# Recorded data
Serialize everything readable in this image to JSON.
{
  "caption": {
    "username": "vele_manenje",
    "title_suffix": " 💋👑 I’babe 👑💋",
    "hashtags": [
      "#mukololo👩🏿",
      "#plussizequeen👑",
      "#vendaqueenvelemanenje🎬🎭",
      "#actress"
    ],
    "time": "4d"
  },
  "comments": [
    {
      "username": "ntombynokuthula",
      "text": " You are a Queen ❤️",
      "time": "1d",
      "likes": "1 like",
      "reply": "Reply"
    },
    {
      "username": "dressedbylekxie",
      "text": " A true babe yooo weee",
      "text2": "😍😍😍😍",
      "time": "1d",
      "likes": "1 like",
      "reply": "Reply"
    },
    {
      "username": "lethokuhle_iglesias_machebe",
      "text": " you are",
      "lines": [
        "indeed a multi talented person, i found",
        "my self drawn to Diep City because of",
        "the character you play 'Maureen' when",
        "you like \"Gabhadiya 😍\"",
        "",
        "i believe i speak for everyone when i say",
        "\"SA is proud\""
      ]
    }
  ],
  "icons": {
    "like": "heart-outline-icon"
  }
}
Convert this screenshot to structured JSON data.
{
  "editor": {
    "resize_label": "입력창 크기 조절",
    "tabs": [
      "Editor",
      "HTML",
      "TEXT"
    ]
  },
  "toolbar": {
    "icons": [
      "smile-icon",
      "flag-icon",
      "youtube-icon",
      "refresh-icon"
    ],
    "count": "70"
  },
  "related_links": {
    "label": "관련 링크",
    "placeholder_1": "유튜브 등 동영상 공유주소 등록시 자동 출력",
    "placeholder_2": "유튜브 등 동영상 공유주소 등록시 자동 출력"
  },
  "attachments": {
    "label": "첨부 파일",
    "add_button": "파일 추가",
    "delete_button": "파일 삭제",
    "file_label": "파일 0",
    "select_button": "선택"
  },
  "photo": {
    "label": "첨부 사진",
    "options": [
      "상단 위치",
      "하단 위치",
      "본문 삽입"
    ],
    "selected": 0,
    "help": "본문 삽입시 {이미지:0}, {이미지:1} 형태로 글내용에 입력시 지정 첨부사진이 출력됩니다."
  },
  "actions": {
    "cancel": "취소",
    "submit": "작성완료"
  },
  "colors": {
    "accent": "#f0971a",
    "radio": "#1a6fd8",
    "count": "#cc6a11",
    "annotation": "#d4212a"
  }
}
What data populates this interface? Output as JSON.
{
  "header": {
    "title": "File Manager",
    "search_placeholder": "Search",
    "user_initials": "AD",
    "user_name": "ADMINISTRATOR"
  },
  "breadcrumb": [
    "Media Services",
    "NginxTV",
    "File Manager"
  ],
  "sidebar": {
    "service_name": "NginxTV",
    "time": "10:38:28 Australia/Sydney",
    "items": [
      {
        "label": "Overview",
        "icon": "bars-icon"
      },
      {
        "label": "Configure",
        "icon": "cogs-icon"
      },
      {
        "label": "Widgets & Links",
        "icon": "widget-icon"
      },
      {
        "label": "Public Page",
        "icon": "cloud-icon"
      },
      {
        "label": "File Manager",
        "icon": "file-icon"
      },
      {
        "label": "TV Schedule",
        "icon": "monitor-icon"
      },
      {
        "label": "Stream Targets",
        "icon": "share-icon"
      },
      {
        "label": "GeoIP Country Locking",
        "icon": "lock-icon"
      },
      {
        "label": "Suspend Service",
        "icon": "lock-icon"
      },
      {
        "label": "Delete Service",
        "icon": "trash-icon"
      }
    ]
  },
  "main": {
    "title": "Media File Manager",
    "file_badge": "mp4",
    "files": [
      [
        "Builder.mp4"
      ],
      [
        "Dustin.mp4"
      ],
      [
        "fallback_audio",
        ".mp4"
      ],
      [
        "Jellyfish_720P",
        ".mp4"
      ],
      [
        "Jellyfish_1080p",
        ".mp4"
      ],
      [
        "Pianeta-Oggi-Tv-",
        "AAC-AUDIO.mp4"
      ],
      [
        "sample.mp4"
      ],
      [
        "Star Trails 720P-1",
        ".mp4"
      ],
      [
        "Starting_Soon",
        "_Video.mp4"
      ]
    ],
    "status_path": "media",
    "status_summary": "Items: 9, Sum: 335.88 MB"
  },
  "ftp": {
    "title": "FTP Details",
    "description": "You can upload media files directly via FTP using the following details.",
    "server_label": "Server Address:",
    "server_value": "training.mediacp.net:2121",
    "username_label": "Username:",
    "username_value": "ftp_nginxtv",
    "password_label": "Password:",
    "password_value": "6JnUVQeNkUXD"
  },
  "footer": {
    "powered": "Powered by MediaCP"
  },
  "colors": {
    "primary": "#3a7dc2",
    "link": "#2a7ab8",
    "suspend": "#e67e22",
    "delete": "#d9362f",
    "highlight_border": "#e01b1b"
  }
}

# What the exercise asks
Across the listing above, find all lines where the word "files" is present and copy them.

# Result of the exercise
    "files": [
    "description": "You can upload media files directly via FTP using the following details.",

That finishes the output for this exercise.